Galatians 2:11-14 and Acts 15:36-40 have something in common and it’s actually very pertinent for today.
The Two Biggies
In Galatians Peter and Paul go head to head. Two biggies among the early believers.
Peter – the head of the disciples and one of the three pillars of the Jerusalem Assembly. Peter walked with Jesus for three years, kind of a big deal.
Paul – the most famous missionary to walk this planet and a formidable personality to say the least. He also is responsible for numerous books in the New Testament. Also kind of a big deal.
That these two would disagree over anything seems amazing. If anyone should have been in close contact with God, closely aligned with the Holy Spirit, and able to see the truth in most situations, I would have thought these two.
And yet in a key area, they were on opposite sides. What exactly they were disagreeing on is a teaching for another day. The point here is that these two strong believers disagreed, strongly.
And God let them disagree! He didn’t jump in to save the day.
We do not get any sense of resolution in Paul’s recounting of the events in Galatians. In fact, some commentaries believe that Paul lost that round because of the way he tells the story. Peter had the last word and Paul did not for one moment agree with him.
Yet it would appear, according to Scripture, that Paul actually was right. And eventually the Lord worked on Peter’s heart and changed his mind. And hopefully, there was reconciliation between these two. But it may have taken years.
The Dynamic Duo
The story in Acts tells of another discussion, ahem argument. But this time between Paul and his good buddy Barnabas. And according to Acts 15:39 they had such a sharp disagreement that they parted company. I’m guessing there were hard things said on both sides and the parting of the ways wasn’t a “we’ll agree to disagree” idea. In fact, we have no idea if Paul and Barnabas ever reconciled.
If anyone could have disagreed in love we would expect these two. Barnabas supported Paul from the beginning. The journeys they went on, the miracles they saw, the persecution they faced would have forged a friendship that nothing could come between. So you would think.

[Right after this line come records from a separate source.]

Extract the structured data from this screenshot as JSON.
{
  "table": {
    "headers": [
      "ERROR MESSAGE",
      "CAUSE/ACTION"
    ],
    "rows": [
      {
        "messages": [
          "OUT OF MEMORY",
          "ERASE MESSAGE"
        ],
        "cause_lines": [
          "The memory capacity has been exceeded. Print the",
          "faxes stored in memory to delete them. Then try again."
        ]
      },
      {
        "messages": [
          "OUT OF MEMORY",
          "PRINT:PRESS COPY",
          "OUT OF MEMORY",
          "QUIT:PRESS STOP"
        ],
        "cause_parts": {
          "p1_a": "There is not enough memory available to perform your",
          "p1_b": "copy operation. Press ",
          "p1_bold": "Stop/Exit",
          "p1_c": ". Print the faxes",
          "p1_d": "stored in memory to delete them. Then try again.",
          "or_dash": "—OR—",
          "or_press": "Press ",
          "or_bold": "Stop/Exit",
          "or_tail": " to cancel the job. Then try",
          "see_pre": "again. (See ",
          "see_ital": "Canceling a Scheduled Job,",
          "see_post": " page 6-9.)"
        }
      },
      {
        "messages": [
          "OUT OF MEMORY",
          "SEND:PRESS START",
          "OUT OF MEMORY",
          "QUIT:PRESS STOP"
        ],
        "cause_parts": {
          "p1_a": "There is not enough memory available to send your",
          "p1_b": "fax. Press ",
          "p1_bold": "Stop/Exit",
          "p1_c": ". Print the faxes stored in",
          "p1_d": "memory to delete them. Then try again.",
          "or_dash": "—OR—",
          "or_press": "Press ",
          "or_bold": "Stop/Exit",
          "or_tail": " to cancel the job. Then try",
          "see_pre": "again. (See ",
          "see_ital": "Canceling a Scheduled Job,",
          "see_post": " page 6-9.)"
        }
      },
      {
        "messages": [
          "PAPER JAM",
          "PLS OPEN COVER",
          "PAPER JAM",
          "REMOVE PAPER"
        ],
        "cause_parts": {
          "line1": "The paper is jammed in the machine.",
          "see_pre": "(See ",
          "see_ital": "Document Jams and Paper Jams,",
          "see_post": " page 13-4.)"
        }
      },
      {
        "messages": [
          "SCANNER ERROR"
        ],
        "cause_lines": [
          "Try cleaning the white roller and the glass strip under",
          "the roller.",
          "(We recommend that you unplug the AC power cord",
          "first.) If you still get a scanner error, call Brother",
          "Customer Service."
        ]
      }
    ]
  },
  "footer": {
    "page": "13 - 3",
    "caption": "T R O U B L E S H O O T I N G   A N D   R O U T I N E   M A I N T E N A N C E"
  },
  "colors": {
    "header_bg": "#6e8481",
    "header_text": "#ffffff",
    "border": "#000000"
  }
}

Who was right, and who was wrong? We’re not really sure. Or maybe no one was. Maybe this was honestly a gray zone that would have been ok either way.
Two very different circumstances. Three men who were all obviously believers, walking with the Lord, hearing His voice, desiring to do His will, wanting to see the Gospel proclaimed and lived out. And yet, there were strong disagreements between them.
Where was God in the midst of this? Why didn’t He intervene? Couldn’t He have made His will very plain? Couldn’t He have just given them the exact same ideas and desires? Couldn’t God have done something?
Yes, to all of the above. Yes, He could have done any number of things and yet He didn’t. He allowed the disagreements. He allowed the struggle, the unknown who was right/who was wrong.
God is not like us, and He definitely does not do things like we would.
So, what does all this have to do with today?
Well, let me ask you a question –
Why are people rioting and what should be done about it?
Or what about this one –
Should people be forced to wear masks or is it ok not to wear them?
Then there’s this one –
Should people be getting haircuts if the government says not to open hair salons?
Should the body of Christ continue to meet even if the government says no?
All of these questions can bring out some fierce debating on social media. And truthfully, there are godly people on different sides for every single one of these issues.
Men and women who have walked with the Lord for decades will give you two different answers to each question. People who are praying, seeking God’s face, listening for that still quiet voice…
And yet they appear to hear two different things.
I don’t have a complete answer for you. Maybe partly because people are human beings. We are all imperfect, biased, seeing through a glass darkly, hearing through a different lens. None of us has all the answers, and none of us knows it all. Therefore, we’re going to disagree. A lot. And for some reason, God’s ok with that.
Maybe because some areas really are gray. Yes, I do believe there are areas of black and white. I do believe there are right and wrong answers to many questions. What happened to George Floyd was wrong, no gray area here. And I believe as an American it’s appropriate to protest when we disagree and desire justice. But that doesn’t mean rioting and looting are acceptable forms of protest.
I don’t believe that’s a gray zone either, to be honest. But I do know there are believers out there who think differently.
And honestly, I am thankful God uses even our disagreements. I remember one teacher talking about how because Paul and Barnabas split up, the gospel was able to go twice as many places in the same amount of time. God used their sharp disagreement even if it may not have been His first choice for their friendship.
Can God use the disagreements flooding the Church today?
I think so.
If only to show the world
– How to agree to disagree
– How to love someone you think is wrong
– Even when believers disagree we can still be united
– Jesus is more important than our opinions
So what do you say? We may not agree over everything I’ve written and said, can we still together proclaim the good news of Jesus, the Gospel of God that this world desperately needs to hear? Now more than ever.
Can we still be friends?